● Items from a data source
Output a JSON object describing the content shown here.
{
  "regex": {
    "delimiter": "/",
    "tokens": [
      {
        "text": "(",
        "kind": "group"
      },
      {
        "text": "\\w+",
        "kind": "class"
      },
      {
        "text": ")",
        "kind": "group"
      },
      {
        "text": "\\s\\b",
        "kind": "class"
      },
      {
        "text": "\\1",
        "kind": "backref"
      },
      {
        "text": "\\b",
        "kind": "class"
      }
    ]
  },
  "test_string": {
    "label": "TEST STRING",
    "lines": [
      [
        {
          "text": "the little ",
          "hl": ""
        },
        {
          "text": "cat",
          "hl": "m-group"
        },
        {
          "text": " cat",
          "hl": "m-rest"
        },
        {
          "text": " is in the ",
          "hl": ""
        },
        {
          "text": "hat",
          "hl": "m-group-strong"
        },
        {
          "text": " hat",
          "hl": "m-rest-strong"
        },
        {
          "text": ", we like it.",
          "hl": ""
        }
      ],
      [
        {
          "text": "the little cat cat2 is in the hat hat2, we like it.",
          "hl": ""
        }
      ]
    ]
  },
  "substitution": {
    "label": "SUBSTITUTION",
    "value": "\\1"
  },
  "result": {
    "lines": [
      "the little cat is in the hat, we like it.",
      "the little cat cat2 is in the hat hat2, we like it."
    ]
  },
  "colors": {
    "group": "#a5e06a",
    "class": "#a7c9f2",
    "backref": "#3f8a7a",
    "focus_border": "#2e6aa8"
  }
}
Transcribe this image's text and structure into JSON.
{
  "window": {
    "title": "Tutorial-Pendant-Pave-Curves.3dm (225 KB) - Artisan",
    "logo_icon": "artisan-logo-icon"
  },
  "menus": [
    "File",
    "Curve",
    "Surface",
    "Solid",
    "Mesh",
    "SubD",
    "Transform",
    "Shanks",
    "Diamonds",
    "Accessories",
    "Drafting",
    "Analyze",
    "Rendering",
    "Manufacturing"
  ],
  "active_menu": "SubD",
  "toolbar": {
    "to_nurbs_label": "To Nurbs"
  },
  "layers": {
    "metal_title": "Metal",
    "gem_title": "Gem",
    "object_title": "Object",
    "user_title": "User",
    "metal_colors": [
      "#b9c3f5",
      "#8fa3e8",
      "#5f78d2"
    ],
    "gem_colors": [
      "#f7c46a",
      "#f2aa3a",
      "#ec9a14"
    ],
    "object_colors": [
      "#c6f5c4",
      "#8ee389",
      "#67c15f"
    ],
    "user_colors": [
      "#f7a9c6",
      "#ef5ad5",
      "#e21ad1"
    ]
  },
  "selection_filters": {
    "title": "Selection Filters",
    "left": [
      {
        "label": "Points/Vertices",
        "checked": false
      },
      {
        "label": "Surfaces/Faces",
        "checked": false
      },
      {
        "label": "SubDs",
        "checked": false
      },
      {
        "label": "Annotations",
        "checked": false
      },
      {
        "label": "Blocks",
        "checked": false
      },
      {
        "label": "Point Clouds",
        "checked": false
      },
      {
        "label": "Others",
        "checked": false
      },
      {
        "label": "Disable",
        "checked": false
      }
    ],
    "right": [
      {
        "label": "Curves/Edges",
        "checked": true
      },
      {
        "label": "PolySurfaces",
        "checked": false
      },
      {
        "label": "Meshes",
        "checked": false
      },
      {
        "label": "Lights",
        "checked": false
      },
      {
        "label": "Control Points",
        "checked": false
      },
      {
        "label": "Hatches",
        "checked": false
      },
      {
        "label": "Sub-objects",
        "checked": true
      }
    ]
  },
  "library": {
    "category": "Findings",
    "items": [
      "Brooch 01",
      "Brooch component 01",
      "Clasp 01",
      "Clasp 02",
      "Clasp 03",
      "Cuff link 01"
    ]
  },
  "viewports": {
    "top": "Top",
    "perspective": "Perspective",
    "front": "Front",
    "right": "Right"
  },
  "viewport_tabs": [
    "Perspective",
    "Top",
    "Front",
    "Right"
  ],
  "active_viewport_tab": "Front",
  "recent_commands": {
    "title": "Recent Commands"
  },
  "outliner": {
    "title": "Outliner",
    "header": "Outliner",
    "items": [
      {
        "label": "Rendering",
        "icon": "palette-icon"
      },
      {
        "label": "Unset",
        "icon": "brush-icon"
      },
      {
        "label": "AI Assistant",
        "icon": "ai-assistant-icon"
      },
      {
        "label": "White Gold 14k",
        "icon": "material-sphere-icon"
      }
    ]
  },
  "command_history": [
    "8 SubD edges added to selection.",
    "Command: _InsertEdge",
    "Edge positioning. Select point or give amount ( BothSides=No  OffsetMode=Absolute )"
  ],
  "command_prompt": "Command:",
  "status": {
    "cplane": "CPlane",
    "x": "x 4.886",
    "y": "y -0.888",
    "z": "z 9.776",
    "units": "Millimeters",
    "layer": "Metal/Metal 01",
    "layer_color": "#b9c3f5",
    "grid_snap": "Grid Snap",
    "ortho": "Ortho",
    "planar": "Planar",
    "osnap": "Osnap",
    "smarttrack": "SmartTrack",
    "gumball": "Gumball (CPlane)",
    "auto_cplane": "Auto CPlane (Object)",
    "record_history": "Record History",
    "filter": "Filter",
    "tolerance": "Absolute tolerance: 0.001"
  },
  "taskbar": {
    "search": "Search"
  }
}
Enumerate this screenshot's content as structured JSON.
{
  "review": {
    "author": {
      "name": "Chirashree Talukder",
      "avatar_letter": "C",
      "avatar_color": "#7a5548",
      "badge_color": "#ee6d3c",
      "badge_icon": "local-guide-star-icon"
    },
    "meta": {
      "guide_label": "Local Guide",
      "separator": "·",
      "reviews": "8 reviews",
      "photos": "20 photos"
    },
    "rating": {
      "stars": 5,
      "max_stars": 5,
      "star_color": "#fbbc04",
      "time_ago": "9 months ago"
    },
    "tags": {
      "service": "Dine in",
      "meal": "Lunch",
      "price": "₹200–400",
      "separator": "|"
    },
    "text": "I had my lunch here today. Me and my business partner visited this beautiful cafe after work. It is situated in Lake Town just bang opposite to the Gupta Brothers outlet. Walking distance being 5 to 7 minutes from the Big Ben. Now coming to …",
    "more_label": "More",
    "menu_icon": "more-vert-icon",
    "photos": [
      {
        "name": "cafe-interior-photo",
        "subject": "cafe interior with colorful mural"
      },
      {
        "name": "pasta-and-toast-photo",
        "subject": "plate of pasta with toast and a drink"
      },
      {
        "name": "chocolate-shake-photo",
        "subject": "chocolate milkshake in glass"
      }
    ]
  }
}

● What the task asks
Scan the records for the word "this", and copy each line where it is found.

● Written reply
Transcribe this image's text and structure into JSON.
Enumerate this screenshot's content as structured JSON.
    "text": "I had my lunch here today. Me and my business partner visited this beautiful cafe after work. It is situated in Lake Town just bang opposite to the Gupta Brothers outlet. Walking distance being 5 to 7 minutes from the Big Ben. Now coming to …",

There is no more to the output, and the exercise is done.